There are two ways you can play Five Nights at Freddy's, (and its many, many sequels.) One, as an automated jumpscare delivery service in which demented Chuck E. Cheese-style animatronics continually fill your screen and swallow you whole. Or two, as a way to obsess over the vast network of cryptology and fragmented plot points to uncover a truly bonkers amount of world-building that rivals, like, Lost in terms of complexity and absurdity. Honestly, I recommend both. Have fun getting to know The Purple Guy!
The less said about Doki Doki Literature Club! the better. But just know that whoever had the idea of imbuing a fourth-wall-shattering psychological horror stampede into a entirely kawaii-looking visual novel is both a lunatic sadist, and a video game genius. Approach at your own risk.
I've never played this in virtual reality, because it sounds like one of the worst things you could possibly do to yourself, but I'm delighted such an option exists. Capcom went back to basics for the seventh entry of the Resident Evil series by putting a hapless dude in an horrible, dilapidated bayou mansion filled to the brims with a truly despicable, murderous family. If you were turned off by some of the tamer directions of Resident Evil 5 and 6, trust me, 7 will make you fear for your life, all over again.
SOMA was developed by Frictional Games, which is the same team that put together Amnesia, which serves as the headliner of this list. As far as pure spookiness go, Amnesia operates on an entirely different blood-soaked plane, but SOMA still packs a ton of tension and queasy ghoulies (in an effective, barnacle-encrusted underwater setting) that is plenty effective. More importantly though, SOMA is the first time Frictional have really shown off their writing chops — offering up a sinister, spellbinding sci-fi plot that forces you to question concepts like consciousness and self-awareness in some deeply upsetting ways. Seriously, it's almost Nolan-esque in scope, and I don't think the utter destitution of its ending will ever leave me.
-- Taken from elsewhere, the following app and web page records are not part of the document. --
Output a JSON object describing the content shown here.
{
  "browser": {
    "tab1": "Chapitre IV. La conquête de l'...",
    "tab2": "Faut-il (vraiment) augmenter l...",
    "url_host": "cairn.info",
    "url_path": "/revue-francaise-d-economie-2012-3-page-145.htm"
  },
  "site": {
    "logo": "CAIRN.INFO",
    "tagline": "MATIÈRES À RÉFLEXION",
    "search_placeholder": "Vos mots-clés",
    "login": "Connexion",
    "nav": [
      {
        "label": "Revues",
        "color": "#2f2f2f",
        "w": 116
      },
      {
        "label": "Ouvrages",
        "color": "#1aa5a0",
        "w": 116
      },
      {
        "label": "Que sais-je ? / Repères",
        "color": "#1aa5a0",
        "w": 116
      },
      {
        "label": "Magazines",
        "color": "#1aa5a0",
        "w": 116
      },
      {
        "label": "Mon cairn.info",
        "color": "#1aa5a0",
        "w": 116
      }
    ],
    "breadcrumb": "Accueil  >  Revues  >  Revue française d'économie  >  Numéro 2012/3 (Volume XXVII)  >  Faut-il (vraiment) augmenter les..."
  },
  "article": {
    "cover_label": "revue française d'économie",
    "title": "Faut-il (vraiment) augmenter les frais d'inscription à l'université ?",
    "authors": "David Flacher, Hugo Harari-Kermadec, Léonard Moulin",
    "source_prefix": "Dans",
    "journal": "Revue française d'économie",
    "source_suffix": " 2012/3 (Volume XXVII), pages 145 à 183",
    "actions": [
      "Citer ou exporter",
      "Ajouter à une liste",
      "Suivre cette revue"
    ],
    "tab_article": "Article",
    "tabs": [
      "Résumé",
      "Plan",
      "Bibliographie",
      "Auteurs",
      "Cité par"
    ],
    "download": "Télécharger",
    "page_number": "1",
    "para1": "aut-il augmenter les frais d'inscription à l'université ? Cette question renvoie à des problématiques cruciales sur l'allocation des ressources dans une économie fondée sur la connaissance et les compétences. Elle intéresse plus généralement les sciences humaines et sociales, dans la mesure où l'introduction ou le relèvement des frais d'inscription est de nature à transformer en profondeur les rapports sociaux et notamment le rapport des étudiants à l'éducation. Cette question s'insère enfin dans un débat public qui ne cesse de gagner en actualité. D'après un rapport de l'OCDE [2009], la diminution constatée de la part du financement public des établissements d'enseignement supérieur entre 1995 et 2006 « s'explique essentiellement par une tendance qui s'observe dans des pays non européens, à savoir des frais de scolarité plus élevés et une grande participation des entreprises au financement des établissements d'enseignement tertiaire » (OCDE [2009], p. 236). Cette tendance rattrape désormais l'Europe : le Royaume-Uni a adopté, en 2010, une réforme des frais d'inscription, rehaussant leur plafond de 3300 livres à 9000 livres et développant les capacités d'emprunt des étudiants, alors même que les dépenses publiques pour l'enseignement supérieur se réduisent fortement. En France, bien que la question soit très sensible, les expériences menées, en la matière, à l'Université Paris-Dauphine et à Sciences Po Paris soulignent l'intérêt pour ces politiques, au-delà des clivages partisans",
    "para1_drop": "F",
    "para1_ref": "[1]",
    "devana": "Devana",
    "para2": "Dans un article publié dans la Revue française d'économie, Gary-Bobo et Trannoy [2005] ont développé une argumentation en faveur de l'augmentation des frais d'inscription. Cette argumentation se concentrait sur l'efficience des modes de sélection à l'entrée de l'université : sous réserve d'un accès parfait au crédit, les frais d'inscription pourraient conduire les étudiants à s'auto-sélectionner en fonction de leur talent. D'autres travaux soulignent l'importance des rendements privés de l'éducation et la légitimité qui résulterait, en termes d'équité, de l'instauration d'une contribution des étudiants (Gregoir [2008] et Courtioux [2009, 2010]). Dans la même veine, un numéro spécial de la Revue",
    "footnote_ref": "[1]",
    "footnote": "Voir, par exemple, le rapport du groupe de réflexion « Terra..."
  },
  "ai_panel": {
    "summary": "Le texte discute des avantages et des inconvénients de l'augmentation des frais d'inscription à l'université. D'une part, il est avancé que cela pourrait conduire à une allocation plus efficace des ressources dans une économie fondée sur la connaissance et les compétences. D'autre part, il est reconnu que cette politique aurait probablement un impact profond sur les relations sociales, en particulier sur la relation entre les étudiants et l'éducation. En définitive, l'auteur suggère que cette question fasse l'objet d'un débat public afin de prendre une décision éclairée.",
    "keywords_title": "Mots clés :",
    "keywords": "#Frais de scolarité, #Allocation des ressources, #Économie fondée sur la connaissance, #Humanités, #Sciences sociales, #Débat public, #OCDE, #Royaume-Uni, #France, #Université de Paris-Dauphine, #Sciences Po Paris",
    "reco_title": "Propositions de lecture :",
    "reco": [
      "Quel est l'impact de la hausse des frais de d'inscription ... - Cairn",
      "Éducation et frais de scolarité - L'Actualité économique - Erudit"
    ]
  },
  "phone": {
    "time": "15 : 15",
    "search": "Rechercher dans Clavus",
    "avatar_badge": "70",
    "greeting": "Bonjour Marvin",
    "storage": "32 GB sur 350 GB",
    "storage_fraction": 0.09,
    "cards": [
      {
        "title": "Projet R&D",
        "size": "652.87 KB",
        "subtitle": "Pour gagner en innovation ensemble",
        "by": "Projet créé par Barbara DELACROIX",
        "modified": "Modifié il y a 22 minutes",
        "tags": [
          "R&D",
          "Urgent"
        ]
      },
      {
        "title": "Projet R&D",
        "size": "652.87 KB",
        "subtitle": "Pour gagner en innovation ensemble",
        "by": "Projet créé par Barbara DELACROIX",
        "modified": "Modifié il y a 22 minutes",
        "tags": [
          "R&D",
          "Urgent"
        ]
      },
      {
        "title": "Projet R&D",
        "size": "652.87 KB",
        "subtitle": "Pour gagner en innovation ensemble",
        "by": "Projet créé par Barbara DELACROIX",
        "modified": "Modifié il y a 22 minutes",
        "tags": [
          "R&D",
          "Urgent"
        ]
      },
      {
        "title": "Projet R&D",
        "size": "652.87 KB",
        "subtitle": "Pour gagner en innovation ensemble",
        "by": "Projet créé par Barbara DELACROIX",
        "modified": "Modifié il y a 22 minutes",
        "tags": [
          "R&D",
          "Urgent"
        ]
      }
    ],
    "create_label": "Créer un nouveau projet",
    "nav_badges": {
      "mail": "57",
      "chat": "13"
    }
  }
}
Okay, I'm cheating here. Obviously Call of Duty isn't a horror game, (even if it might have a suitably zany Zombies mode,) but I gotta hand it to Black Ops 4 — its take on the Battle Royale genre is wonderfully anxious. If you don't know the Battle Royale formula, basically everyone airdrops into a giant, single server map to loot weapons and ammo with the hope of being the last soul left living at the end of the round. What that means is you can often go, like, 10 minutes at a time without seeing another player. You wanna know what's terrifying? Getting into a firefight after doing absolutely nothing for the first half of the match. It makes you think, maybe there actually is something kind of scary about being in an active warzone.